### Your goal
Please work out how many lines in the data below hold the word "text", and state only the number.

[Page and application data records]
────────
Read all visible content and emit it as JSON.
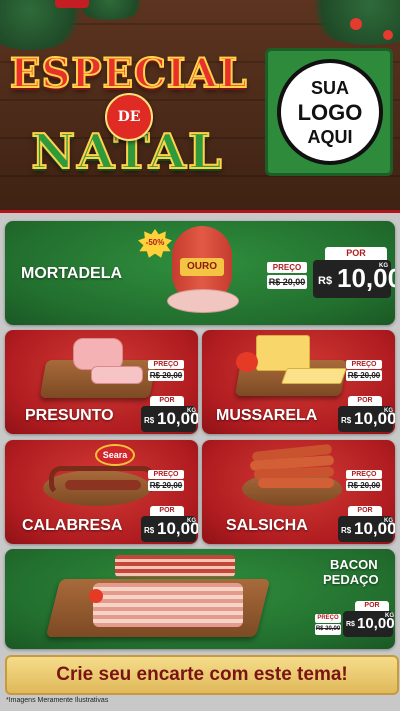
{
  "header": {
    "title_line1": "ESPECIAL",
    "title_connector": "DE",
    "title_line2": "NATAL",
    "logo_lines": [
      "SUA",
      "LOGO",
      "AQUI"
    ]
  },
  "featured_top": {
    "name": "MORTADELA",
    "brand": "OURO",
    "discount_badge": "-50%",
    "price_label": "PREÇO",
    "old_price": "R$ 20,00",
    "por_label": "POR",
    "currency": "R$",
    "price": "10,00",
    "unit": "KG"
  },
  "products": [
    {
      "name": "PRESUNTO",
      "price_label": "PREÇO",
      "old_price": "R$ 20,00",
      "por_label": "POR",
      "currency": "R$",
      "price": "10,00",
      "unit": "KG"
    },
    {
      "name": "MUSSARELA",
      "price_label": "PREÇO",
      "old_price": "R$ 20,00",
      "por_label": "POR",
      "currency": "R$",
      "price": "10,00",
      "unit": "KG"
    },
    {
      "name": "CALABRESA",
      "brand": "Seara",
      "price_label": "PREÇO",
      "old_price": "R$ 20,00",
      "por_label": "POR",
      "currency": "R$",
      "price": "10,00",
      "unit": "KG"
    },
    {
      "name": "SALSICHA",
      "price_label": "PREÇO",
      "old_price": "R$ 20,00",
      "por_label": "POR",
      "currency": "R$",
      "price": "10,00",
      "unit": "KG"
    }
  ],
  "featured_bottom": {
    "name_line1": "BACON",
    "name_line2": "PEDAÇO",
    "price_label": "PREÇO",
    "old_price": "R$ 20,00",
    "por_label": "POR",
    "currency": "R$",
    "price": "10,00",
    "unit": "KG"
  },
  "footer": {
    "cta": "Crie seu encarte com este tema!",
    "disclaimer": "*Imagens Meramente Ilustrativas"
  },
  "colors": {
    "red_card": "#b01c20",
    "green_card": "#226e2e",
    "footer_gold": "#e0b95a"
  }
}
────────
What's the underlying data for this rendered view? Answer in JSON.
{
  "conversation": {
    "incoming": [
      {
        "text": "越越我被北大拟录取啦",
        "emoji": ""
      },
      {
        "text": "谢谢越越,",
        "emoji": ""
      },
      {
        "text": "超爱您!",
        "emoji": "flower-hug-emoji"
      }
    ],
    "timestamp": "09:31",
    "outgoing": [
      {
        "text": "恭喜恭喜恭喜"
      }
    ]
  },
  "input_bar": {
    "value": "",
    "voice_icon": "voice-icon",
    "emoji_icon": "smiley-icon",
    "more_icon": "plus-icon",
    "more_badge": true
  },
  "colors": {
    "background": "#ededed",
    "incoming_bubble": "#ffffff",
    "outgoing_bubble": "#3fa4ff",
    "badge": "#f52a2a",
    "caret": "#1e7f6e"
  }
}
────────
### Output
4